— WORK REQUEST —
Match the string "value" against each line below, and copy every line that matches.

— DATA TO USE —
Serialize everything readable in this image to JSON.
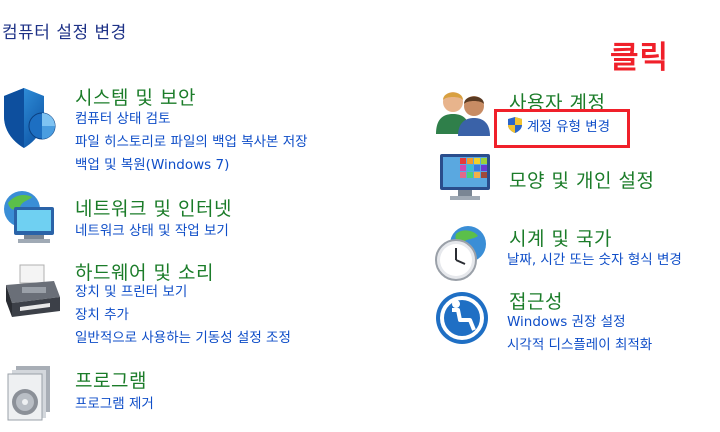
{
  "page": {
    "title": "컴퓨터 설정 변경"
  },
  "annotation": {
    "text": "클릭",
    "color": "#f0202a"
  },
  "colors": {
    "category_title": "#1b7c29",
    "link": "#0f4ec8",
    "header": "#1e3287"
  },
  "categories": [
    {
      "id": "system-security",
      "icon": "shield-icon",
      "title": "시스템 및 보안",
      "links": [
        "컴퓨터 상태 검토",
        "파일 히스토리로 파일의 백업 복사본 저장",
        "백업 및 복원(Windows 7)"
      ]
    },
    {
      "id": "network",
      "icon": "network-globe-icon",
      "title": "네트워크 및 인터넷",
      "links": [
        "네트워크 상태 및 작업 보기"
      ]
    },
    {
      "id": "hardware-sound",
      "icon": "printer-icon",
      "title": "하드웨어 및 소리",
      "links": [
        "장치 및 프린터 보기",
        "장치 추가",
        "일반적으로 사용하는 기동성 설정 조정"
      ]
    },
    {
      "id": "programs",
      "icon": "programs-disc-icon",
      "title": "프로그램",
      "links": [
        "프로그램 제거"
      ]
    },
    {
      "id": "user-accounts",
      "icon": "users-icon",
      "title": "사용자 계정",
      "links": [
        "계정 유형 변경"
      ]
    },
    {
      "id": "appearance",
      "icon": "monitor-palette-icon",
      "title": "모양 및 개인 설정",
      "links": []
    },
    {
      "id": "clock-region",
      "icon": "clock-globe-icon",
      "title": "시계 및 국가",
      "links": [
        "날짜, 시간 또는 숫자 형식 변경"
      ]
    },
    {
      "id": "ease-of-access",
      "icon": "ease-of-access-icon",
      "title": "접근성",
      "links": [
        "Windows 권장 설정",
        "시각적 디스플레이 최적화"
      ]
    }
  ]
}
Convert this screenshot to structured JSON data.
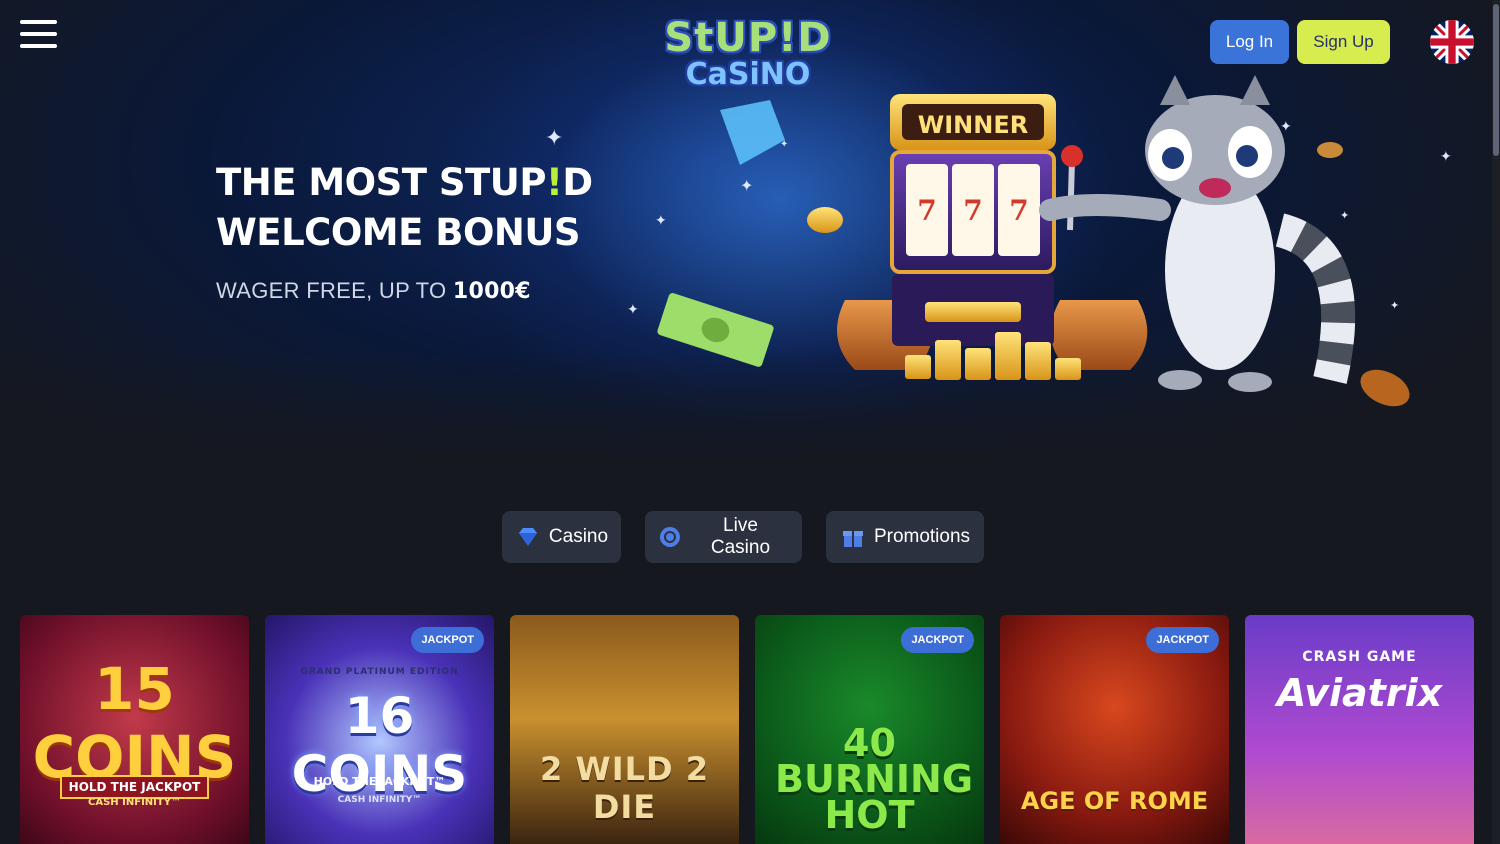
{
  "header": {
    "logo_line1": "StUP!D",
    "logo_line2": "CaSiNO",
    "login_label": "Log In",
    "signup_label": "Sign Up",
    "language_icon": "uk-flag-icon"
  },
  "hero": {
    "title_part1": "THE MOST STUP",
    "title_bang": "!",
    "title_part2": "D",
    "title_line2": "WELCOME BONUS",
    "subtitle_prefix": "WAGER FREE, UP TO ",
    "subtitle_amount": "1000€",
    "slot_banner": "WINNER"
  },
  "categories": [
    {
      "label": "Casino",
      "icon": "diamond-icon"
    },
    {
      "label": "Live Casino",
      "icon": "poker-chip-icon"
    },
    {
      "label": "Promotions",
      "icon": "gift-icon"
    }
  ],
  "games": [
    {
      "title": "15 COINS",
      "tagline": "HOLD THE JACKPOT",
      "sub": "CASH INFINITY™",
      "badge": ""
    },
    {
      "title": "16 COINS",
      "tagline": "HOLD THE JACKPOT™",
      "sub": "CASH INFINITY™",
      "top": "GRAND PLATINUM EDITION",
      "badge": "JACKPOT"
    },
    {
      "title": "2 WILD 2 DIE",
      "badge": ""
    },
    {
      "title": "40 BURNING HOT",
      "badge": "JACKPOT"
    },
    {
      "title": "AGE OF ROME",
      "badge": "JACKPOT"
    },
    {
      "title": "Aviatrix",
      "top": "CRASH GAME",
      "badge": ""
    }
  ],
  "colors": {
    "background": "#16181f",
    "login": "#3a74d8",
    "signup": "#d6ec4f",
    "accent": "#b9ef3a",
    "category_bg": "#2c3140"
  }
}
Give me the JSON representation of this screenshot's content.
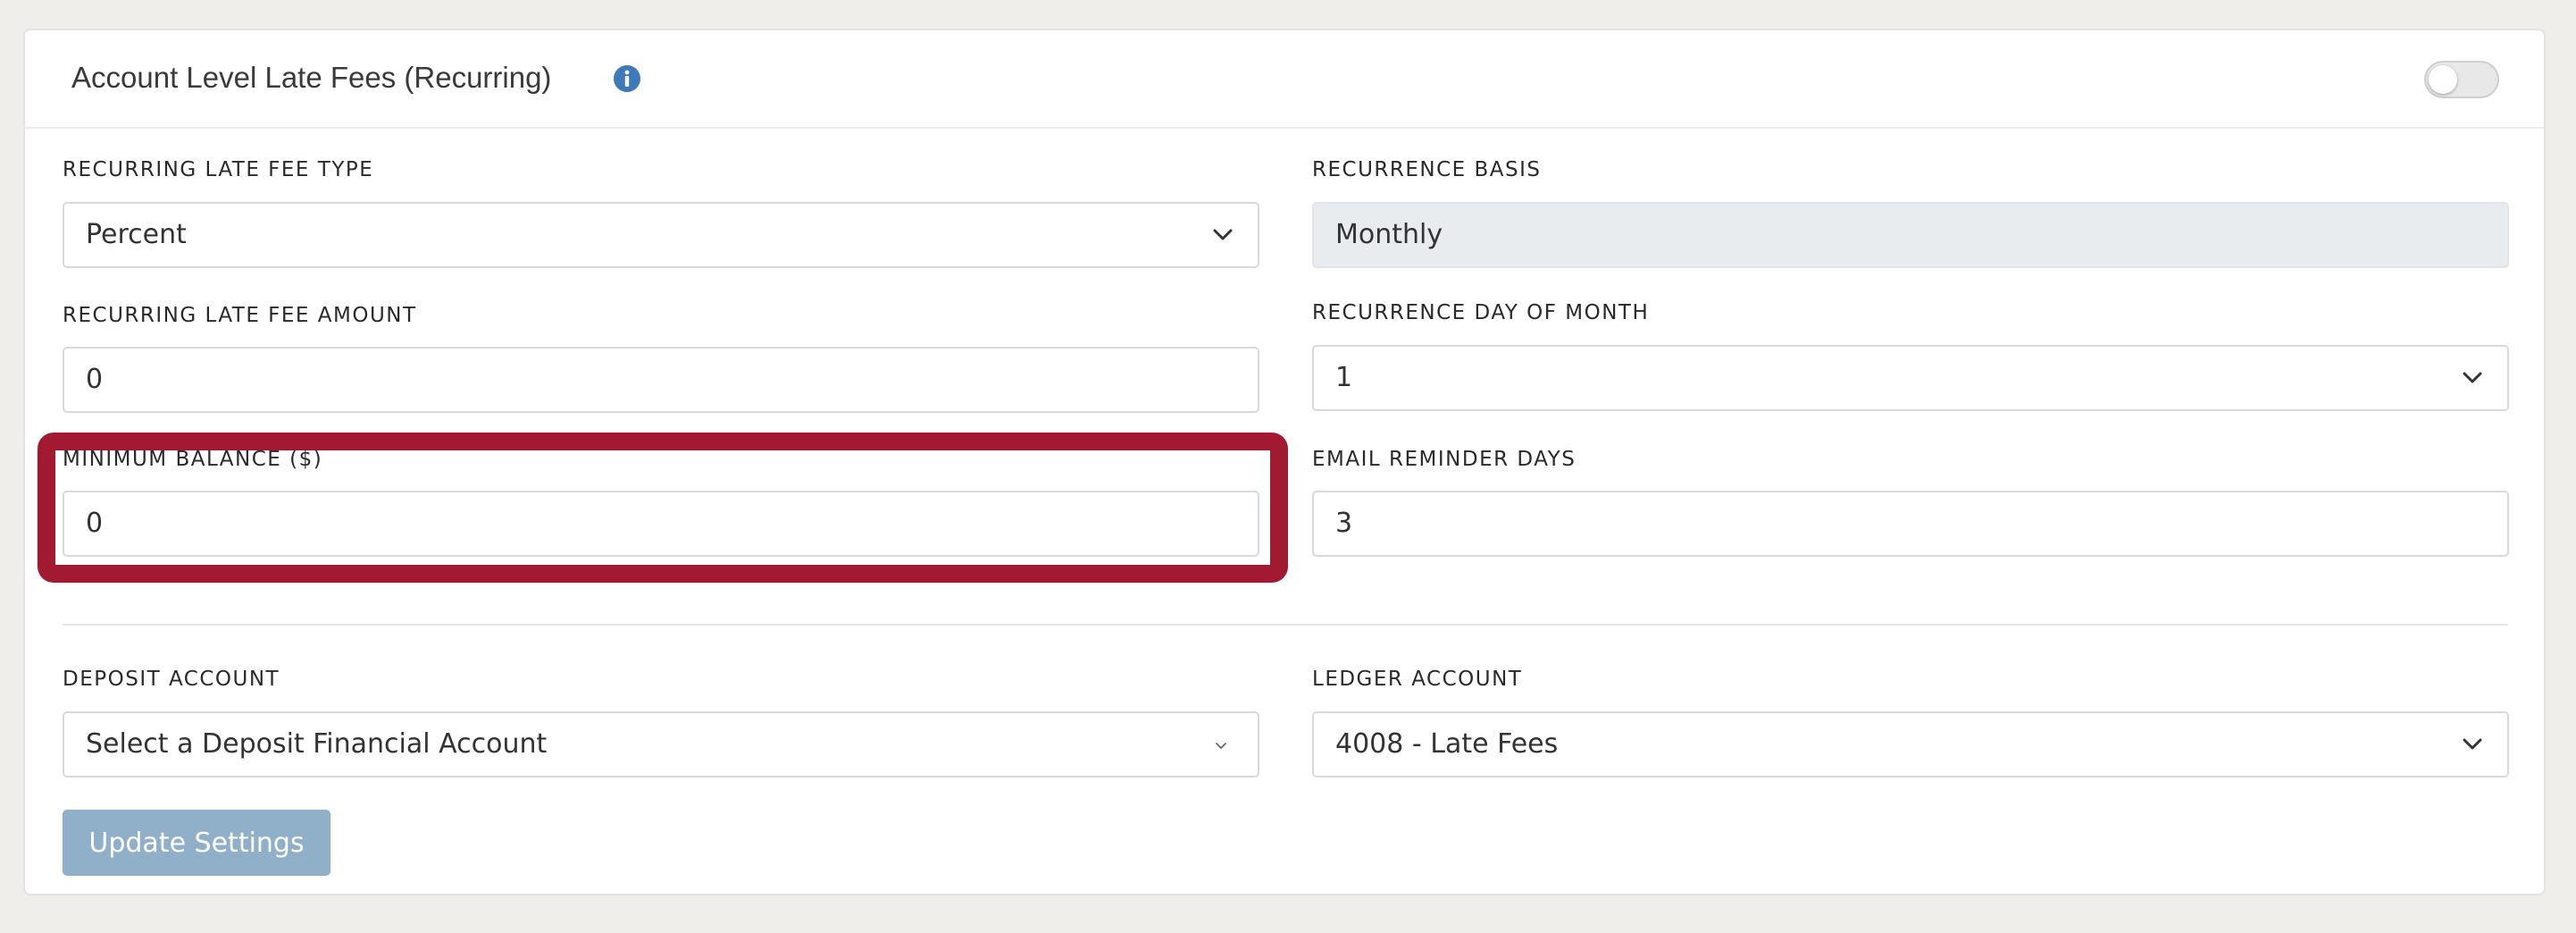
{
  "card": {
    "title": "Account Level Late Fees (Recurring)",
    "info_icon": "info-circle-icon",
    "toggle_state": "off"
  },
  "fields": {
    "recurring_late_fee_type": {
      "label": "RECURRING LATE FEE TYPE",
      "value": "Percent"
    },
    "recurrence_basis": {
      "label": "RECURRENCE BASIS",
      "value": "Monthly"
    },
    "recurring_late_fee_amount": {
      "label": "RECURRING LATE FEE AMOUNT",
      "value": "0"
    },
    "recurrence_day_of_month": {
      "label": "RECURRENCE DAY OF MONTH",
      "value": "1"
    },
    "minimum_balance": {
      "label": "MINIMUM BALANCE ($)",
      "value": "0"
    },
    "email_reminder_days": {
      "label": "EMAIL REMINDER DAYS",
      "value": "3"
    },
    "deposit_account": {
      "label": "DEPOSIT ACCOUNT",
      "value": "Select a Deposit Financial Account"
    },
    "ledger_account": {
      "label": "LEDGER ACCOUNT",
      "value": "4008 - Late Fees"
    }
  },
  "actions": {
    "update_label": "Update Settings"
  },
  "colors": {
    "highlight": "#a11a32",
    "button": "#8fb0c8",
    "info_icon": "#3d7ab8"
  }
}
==
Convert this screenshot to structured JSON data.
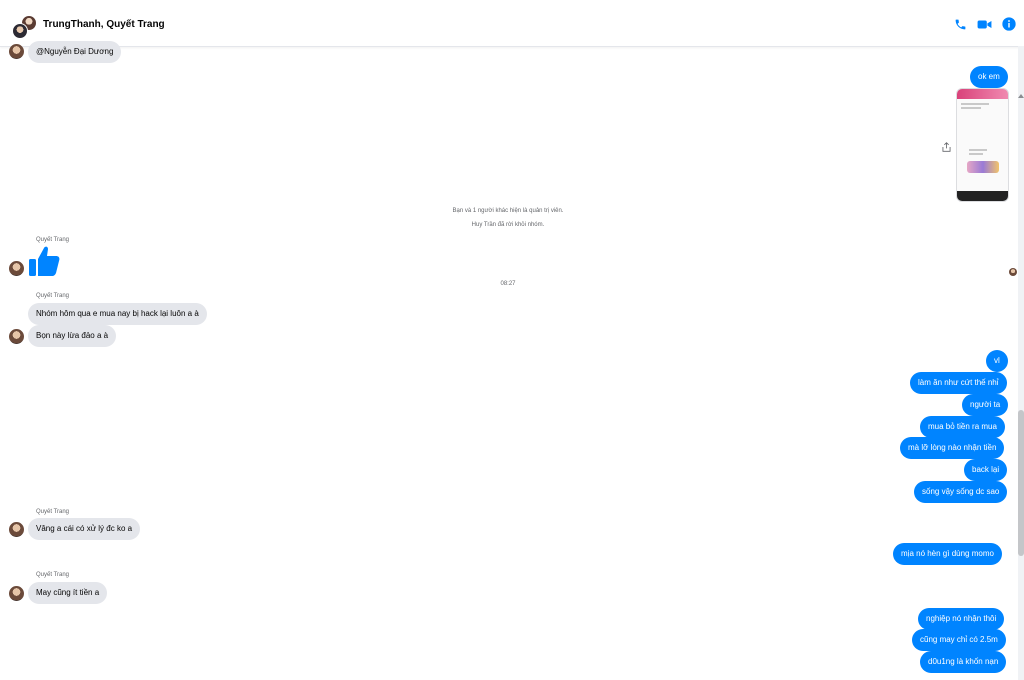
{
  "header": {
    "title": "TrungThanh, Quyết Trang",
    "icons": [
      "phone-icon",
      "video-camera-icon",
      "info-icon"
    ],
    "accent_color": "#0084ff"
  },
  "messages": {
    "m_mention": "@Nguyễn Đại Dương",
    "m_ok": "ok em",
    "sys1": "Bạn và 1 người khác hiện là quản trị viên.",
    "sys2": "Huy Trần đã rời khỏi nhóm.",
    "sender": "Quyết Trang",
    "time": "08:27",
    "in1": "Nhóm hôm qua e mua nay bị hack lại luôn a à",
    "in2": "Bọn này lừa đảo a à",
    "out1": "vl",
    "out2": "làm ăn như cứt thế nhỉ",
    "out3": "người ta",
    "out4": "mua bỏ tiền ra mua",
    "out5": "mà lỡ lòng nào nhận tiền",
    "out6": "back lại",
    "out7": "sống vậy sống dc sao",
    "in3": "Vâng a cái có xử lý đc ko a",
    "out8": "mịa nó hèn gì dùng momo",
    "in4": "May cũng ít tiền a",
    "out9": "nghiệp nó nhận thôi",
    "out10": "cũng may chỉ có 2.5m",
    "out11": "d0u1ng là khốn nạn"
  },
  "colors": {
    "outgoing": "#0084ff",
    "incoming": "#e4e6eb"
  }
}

— OUTPUT OF THE EXERCISE —
      "value": "Percent"
      "value": "Monthly"
      "value": "0"
      "value": "1"
      "value": "0"
      "value": "3"
      "value": "Select a Deposit Financial Account"
      "value": "4008 - Late Fees"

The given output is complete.